Your task: What is the number of lines below that contain the string "region"? Give it and nothing else.

━━━

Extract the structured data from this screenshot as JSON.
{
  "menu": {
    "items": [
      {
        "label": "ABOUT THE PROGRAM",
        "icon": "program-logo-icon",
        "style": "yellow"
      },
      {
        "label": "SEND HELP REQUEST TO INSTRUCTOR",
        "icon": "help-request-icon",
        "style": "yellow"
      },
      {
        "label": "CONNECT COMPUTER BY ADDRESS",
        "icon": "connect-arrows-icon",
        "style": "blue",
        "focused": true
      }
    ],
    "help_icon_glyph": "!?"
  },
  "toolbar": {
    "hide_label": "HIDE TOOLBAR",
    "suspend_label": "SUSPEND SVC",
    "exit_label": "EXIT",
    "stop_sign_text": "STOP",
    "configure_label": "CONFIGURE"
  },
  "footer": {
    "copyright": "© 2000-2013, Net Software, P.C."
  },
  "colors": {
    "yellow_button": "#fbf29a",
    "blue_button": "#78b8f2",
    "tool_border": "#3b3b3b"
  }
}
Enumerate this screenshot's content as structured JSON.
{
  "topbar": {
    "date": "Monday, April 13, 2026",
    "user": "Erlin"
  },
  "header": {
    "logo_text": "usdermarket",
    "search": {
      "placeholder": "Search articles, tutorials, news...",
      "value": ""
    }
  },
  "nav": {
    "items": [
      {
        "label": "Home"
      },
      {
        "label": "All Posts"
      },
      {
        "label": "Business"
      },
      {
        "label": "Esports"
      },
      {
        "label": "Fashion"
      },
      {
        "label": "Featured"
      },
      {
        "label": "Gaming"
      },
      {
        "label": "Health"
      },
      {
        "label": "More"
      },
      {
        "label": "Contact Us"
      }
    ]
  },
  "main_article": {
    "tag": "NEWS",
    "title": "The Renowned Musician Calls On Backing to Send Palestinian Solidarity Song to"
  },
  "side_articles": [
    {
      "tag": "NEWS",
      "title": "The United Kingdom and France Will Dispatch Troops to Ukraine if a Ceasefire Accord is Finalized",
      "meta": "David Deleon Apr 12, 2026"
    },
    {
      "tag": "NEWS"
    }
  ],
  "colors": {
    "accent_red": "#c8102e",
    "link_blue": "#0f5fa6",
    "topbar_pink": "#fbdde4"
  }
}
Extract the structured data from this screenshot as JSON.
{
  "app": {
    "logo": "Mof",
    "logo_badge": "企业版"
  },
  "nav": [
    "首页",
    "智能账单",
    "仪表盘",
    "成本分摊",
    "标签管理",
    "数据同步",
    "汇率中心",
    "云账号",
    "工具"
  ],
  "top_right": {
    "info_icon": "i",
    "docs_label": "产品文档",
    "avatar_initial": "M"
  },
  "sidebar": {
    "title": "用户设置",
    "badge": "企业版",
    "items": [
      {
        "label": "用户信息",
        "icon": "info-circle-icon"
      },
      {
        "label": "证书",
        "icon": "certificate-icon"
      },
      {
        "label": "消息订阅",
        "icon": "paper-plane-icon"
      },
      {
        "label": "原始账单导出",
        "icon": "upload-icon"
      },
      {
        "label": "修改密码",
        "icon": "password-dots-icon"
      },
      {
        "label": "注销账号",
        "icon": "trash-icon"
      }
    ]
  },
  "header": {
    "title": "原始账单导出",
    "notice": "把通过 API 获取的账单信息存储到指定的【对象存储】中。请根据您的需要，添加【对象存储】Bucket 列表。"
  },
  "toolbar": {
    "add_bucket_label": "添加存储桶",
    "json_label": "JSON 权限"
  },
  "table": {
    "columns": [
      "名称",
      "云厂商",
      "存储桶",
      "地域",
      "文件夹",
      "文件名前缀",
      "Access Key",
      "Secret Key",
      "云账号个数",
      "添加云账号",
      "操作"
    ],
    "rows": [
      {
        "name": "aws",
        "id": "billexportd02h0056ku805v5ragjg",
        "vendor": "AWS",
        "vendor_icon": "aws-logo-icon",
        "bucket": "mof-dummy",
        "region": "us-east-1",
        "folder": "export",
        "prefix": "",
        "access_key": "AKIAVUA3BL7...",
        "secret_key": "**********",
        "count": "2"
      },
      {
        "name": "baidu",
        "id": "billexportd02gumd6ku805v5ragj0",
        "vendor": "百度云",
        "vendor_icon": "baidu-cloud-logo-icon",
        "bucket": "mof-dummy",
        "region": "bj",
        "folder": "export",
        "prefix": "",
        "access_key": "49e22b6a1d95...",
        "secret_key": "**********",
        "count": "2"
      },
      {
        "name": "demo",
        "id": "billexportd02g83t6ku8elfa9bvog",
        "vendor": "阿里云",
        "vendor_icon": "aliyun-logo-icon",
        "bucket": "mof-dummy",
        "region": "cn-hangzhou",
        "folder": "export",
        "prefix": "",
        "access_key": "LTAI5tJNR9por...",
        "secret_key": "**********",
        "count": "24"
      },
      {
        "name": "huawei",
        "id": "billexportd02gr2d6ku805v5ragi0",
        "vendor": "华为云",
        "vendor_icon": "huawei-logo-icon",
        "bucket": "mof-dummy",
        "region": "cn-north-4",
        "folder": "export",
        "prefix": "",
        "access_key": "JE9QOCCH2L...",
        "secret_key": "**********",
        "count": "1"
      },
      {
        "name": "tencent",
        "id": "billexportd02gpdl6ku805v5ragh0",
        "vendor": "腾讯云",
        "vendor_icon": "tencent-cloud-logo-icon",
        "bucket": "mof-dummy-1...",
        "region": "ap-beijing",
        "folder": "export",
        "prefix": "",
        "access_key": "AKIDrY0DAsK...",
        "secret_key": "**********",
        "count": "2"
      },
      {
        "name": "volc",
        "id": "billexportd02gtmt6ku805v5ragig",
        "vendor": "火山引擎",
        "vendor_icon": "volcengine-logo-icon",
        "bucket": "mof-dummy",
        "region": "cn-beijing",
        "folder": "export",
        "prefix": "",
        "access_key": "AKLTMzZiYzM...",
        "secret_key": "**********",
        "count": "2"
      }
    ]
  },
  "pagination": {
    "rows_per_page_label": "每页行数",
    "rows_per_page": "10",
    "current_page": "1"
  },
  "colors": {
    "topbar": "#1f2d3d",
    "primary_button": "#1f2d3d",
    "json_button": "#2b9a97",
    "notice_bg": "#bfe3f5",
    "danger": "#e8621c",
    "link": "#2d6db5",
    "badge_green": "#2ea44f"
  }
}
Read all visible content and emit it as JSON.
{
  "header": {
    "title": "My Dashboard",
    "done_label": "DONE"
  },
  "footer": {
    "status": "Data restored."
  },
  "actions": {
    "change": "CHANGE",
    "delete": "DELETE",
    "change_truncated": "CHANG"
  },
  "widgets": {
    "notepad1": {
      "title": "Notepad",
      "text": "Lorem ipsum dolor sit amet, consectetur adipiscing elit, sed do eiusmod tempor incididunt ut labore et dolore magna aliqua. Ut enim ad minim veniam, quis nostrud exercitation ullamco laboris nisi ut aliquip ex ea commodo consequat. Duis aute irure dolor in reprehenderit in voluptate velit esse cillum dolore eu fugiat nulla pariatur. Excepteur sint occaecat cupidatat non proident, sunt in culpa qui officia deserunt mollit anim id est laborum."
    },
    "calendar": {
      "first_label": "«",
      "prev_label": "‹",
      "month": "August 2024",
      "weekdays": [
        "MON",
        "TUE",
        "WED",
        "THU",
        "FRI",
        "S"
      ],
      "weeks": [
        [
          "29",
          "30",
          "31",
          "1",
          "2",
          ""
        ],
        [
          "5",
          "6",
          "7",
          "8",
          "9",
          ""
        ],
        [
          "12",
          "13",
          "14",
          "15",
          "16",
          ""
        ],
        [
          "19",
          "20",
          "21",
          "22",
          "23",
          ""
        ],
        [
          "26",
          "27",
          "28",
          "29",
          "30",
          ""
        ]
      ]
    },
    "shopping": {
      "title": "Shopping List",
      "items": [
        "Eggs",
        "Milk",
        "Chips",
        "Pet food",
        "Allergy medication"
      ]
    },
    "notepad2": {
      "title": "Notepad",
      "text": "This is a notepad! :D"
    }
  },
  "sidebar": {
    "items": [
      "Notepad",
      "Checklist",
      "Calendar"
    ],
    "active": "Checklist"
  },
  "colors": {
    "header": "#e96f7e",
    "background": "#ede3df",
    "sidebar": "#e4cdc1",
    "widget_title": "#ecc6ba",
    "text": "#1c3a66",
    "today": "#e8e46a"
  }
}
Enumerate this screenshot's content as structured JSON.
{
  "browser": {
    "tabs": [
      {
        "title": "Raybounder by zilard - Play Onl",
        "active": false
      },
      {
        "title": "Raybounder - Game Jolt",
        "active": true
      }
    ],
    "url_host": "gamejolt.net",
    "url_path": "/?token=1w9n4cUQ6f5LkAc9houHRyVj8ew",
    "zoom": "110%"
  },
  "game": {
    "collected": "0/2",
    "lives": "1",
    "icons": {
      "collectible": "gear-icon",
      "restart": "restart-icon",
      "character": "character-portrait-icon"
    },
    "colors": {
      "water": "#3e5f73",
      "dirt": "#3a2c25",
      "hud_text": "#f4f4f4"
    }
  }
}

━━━

Task output: 6